The list of syllabi here is not nearly as extensive as that of the NLM, but it does, as promised, extend the NLM list with more recent offerings, including more lectures by Hopkins faculty. The subject list has stubs for some categories but there are especially good selections pertaining to gender/women issues, public health and epidemics, and an especially complete offering on the Civil War—ten lectures sponsored by the Mutter Museum. In addition, there are a number of good survey courses, including that by Mary Fissell, of Hopkins, which cites a rich array of articles, and recommends the text book by Lawrence I. Conrad, Michael Neve, Vivian Nutton, Roy Porter, and Andrew Wear, The Western Medical Tradition: 800 BC-1800 AD, (Cambridge: Cambridge University Press, 1995). (Available Amazon).

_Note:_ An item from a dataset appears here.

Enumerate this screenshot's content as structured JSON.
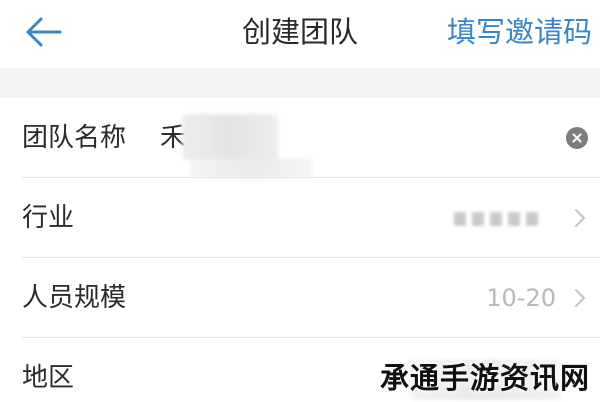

The NLM site lists related links, but I found that they miss their target for syllabi–spedific pages. You may want to explore them, even so.
H-Sci-Med-Tech, Syllabi for Courses in Science, Medicine and Technology (Sponsored by H-Sci-Med-Tech).
On-line Syllabi of Courses in Medical Humanities (Sponsored by the Medical Humanites website, New York University).
Behavioral and Social
STS Course Syllabi (Sponsored by the Society for the Social Studies of Science).
Syllabi of University Courses in the History of Behavioral and Social Sciences (Sponsored by Cheiron, The International Society for the History of Behavioral and Social Sciences).
Other Teaching/Learning Tools.
Recommended Dose is a blog published by BHM, about teaching the history of medicine. They offer email notifications of new items. The editors are Kathleen Crowther, University of Oklahoma, and Mary Fissell, Johns Hopkins University. Readers are invited to submit proposals for a post to the site.
As you are reading a post on the web about the history of medicine, let’s point out a unique book that deals with “Digital History”, being a “A Guide to Gathering, Preserving, and Presenting the Past on the Web.” It comes from Daniel Cohen and Roy Rosenzwieg, ot the Center for History and New Media. Despite its 2005 publication date, it continued to get 5 star reviews even in 2013. Their core technological observations are durable, despite changes in web ‘fashion’.
Daniel J. Cohen is Director of Research Projects at the Center for History and New Media (“…Democratizing history through digital media and tools.” )and Assistant Professor of History at George Mason University. Roy Rosenzweig is the founder and Director of CHNM and Mark and Barbara Fried Professor of History and New Media at George Mason University.
Their essay, Web of lies? Historical knowledge on the Internet, is well worth reading. Learn about H-Bot, a History Software Agent., and “How Computer Scientists Differ from Humanists in their View of the Web.”